I know the working methods of the Novosibirsk UBO. There is this guy in Novosibirsk named Vadim Ivanov; he was the leader of the Avant-Garde of Red Youth (AKM). In 2006, when the G8 summit was taking place in Petersburg, a large number of activists from various regions headed there, and the authorities removed them from trains. One of these people was Vadim Ivanov from Novosibirsk. Surprise, surprise: it was the very same Captain Lazarev, who detained me, who removed him from the train and discovered 26 grams of hashish on him. He was charged with possession and given a two-year suspended sentence.
Getting back to my closing remarks, I said that it was not so much me who was being sentenced, that this was an attempt on the part of several Center “E” officers to escape responsibility. Because if you acquit me, then that automatically means they fabricated a criminal case. And that is why this court will probably prove incapable of handing down a verdict of not guilty.
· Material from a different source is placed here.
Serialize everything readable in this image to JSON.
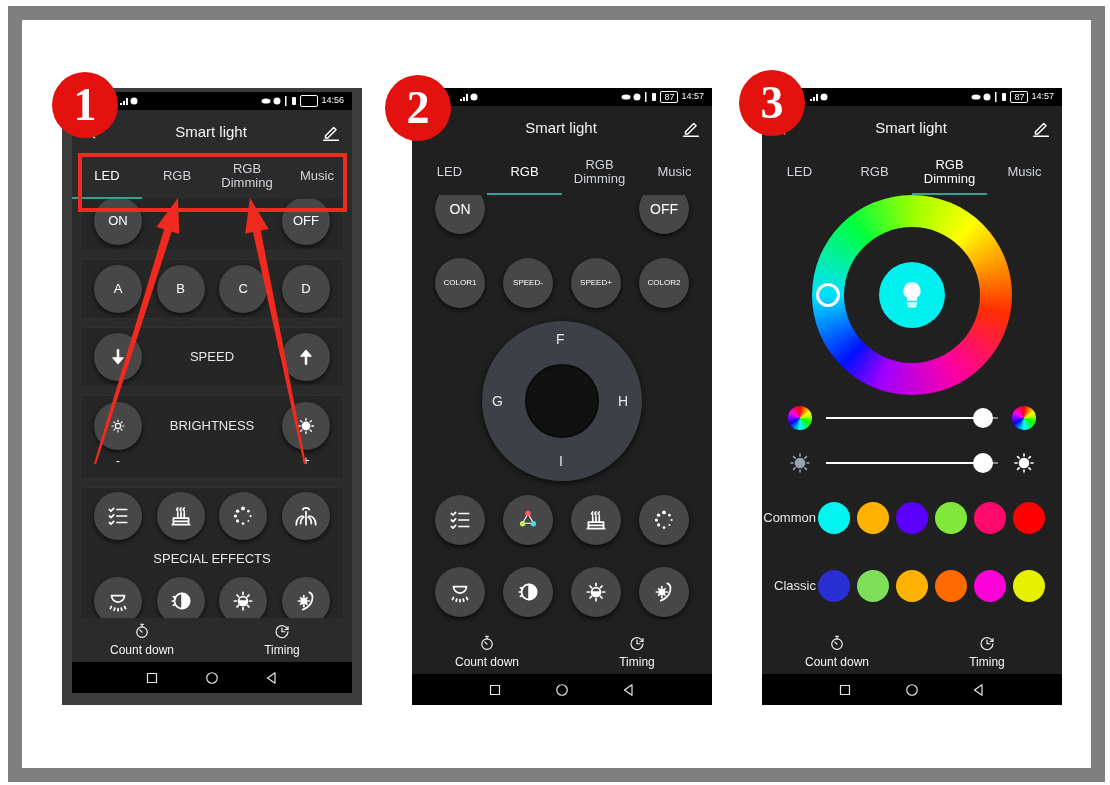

The judge has turned down all our requests to question the witnesses to my arrest. And the prosecutor paid no mind to certain facts: that my fingerprints were not discovered on “my” packet of drugs; that I am not a drug addict (as a narcological test showed), that I am an outstanding student (how is that compatible with drug use?), etc.
[Radio Svoboda:] What kind of public reaction does the Loskutov Affair provoke today?
[Artem Loskutov:] Public reaction is already fading, of course. Ten months have gone by: I am already sick of the case myself, and everyone else must be even more tired of it. Nevertheless, on February 23, we carried out a street action, entitled “Drug Planting Championship,” in memory of Alexei Lazarev, the Center “E” officer who supervised my arrest. [See the video, above.] Contestants threw little bags filled with medicinal herbs from the drugstore into my bag, which I held while standing at some distance from them. Then we increased the distance because everyone was hitting the target. We were trying to find the most accurate drugs tosser, and the prize was captain’s stripes. Around eighty people came out in minus 25 weather to join us. I think that indicates that people still care about the case.